(Mr Keating) and the President-elect of the Australian

Council of Trade Unions (Ms Jennie George), and

(ii) of the remainder, almost all employees have volunteered

to work additional time free of penalty to make up the

losses; and

(b) considers that the work force in Western Australia be

congratulated for putting Western Australia first, which is more

than can be said for the Prime Minister, the Western Australian

Labor Party members and the Greens (WA), Senators Chamarette and

Margetts.

Senator Ian Macdonald: To move on the next day of sitting--That the

Senate--

(a) notes that:

(i) 20 and 21 October 1995 comprise Amnesty International

Australia's Candle Day, and

(ii) Candle Day is an occasion on which all Australians can

show support for Amnesty International and human rights

by buying and wearing a badge;

(b) congratulates Amnesty International on its continuing vital work

on behalf of political prisoners around the world; and

(c) calls on the international community to renew efforts to

eliminate human rights abuses and to respect fundamental and

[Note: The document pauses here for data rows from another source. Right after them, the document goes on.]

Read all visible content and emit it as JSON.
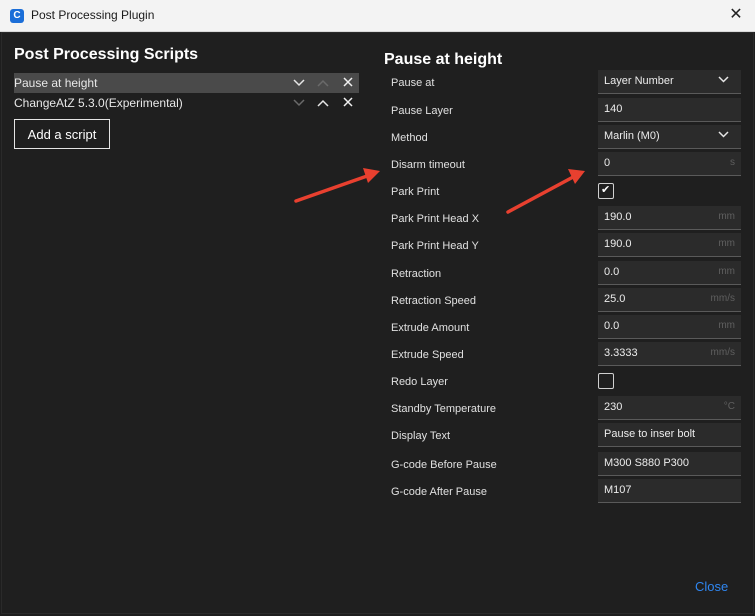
{
  "window": {
    "title": "Post Processing Plugin",
    "app_icon_letter": "C",
    "close_glyph": "✕"
  },
  "left": {
    "heading": "Post Processing Scripts",
    "scripts": [
      {
        "label": "Pause at height",
        "selected": true
      },
      {
        "label": "ChangeAtZ 5.3.0(Experimental)",
        "selected": false
      }
    ],
    "add_button": "Add a script"
  },
  "right": {
    "heading": "Pause at height",
    "params": {
      "pause_at": {
        "label": "Pause at",
        "value": "Layer Number"
      },
      "pause_layer": {
        "label": "Pause Layer",
        "value": "140"
      },
      "method": {
        "label": "Method",
        "value": "Marlin (M0)"
      },
      "disarm_timeout": {
        "label": "Disarm timeout",
        "value": "0",
        "unit": "s"
      },
      "park_print": {
        "label": "Park Print",
        "checked": true
      },
      "park_x": {
        "label": "Park Print Head X",
        "value": "190.0",
        "unit": "mm"
      },
      "park_y": {
        "label": "Park Print Head Y",
        "value": "190.0",
        "unit": "mm"
      },
      "retraction": {
        "label": "Retraction",
        "value": "0.0",
        "unit": "mm"
      },
      "retraction_speed": {
        "label": "Retraction Speed",
        "value": "25.0",
        "unit": "mm/s"
      },
      "extrude_amount": {
        "label": "Extrude Amount",
        "value": "0.0",
        "unit": "mm"
      },
      "extrude_speed": {
        "label": "Extrude Speed",
        "value": "3.3333",
        "unit": "mm/s"
      },
      "redo_layer": {
        "label": "Redo Layer",
        "checked": false
      },
      "standby_temp": {
        "label": "Standby Temperature",
        "value": "230",
        "unit": "°C"
      },
      "display_text": {
        "label": "Display Text",
        "value": "Pause to inser bolt"
      },
      "gcode_before": {
        "label": "G-code Before Pause",
        "value": "M300 S880 P300"
      },
      "gcode_after": {
        "label": "G-code After Pause",
        "value": "M107"
      }
    }
  },
  "footer": {
    "close_label": "Close"
  },
  "colors": {
    "accent": "#2f86f0",
    "annotation_arrow": "#e8402f",
    "panel_bg": "#1f1f1f"
  }
}
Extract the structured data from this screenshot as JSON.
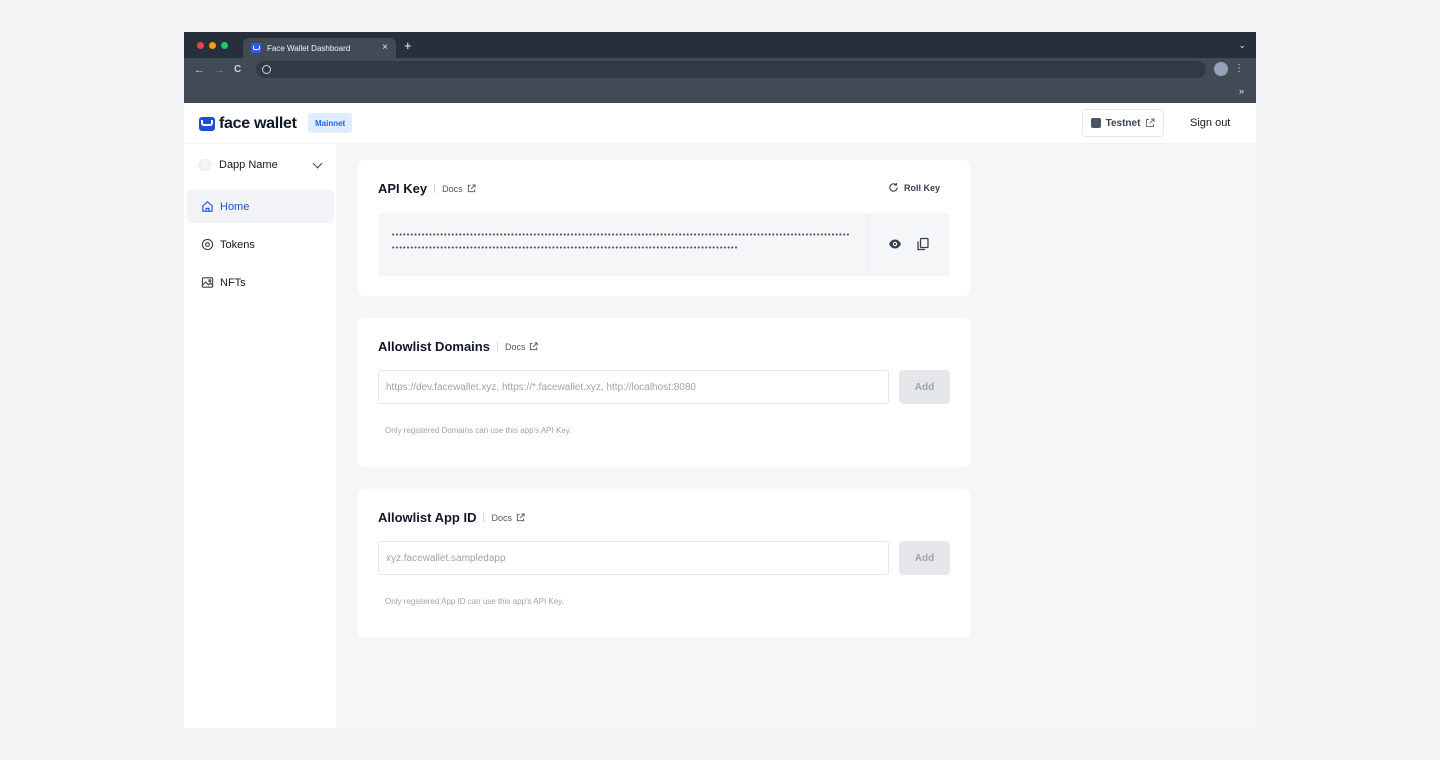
{
  "browser": {
    "tab_title": "Face Wallet Dashboard",
    "tab_close": "×",
    "new_tab": "+",
    "tabs_chevron": "⌄",
    "back": "←",
    "forward": "→",
    "reload": "C",
    "kebab": "⋮",
    "bookmarks_more": "»",
    "traffic_colors": [
      "#ef4444",
      "#f59e0b",
      "#22c55e"
    ]
  },
  "header": {
    "logo_text": "face wallet",
    "network_badge": "Mainnet",
    "testnet_label": "Testnet",
    "signout_label": "Sign out",
    "brand_color": "#1d4ed8"
  },
  "sidebar": {
    "dapp_name": "Dapp Name",
    "items": [
      {
        "label": "Home",
        "icon": "home-icon",
        "active": true
      },
      {
        "label": "Tokens",
        "icon": "token-icon",
        "active": false
      },
      {
        "label": "NFTs",
        "icon": "image-icon",
        "active": false
      }
    ]
  },
  "api_key": {
    "title": "API Key",
    "docs_label": "Docs",
    "roll_label": "Roll Key",
    "masked_value": "••••••••••••••••••••••••••••••••••••••••••••••••••••••••••••••••••••••••••••••••••••••••••••••••••••••••••••••••••••••••••••••••••••••••••••••••••••••••••••••••••••••••••••••••••••••••••••••••••••••••••••••••••••••••"
  },
  "allowlist_domains": {
    "title": "Allowlist Domains",
    "docs_label": "Docs",
    "placeholder": "https://dev.facewallet.xyz, https://*.facewallet.xyz, http://localhost:8080",
    "add_label": "Add",
    "help": "Only registered Domains can use this app's API Key."
  },
  "allowlist_app_id": {
    "title": "Allowlist App ID",
    "docs_label": "Docs",
    "placeholder": "xyz.facewallet.sampledapp",
    "add_label": "Add",
    "help": "Only registered App ID can use this app's API Key."
  }
}
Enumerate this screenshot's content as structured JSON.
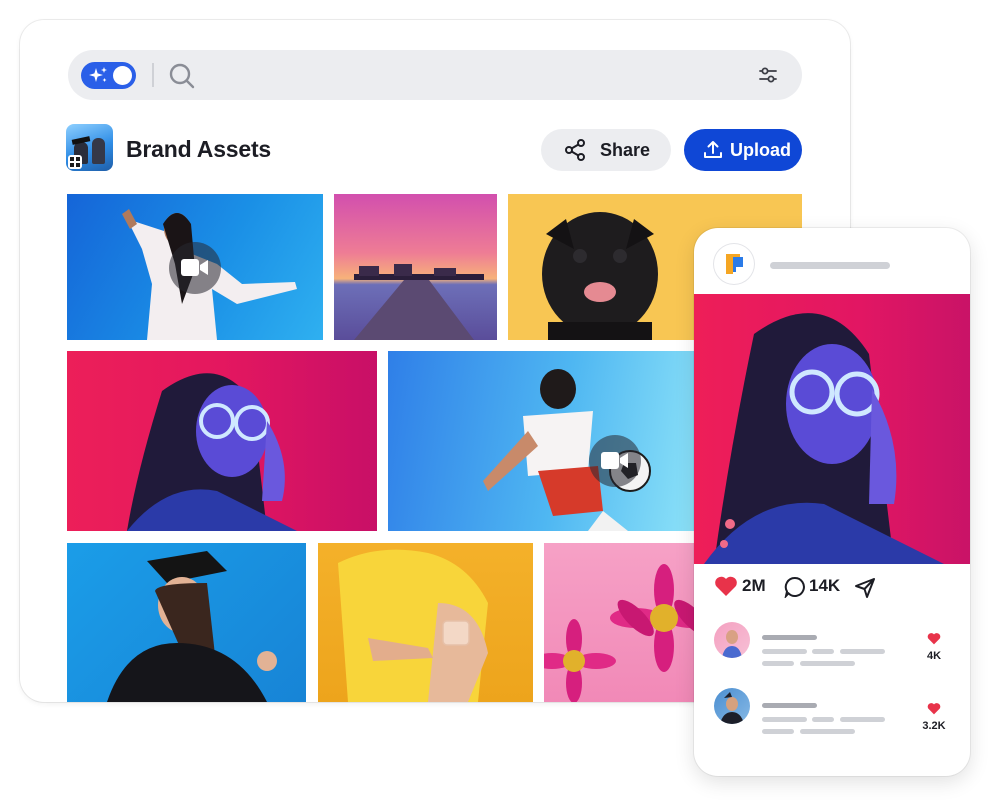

internationally-accepted principles of human rights.

Senator Coulter: To move on the next day of sitting--That the Senate

notes--

(a) the comments by former Liberal Senator Peter Baume on 17 October

1995 that Australia is a low taxed country; that "low tax

nonsense is nonsense'; and that Australia's health services and

patients are suffering because of low tax; and

(b) former Senator Peter Baume's call for higher taxation to supply

an adequate health service.

Senator Abetz: To move on the next day of sitting--That the Senate--

(a) notes:

(i) the Labor Party's failure to dissociate itself from the

politically-motivated blockade of Western Australia on

17 October 1995, and

(ii) Ms Jennie George, President-elect of the Australian

Council of Trade Unions, attracted only 400 to a rally

which means 1 299 600 Western Australians stayed away

from the rally; and

(b) calls on the Prime Minister (Mr Keating) to dissociate himself

from such politically-motivated blockades.

Senator Chamarette: To move on the next day of sitting--That the

Senate--

(a) notes that the week beginning 15 October is Amnesty

International Week;

(b) welcomes Amnesty International's continued commitment to human

rights and, in particular, to the abolition of the death

penalty;

(c) notes, with alarm, the rise in the number of executions in

recent years in many countries; and

(d) calls on the Australian Government to work through the United

Nations and other international fora for the abolition of the

death penalty and for full recognition of those rights accorded

people in the Universal Declaration of Human Rights.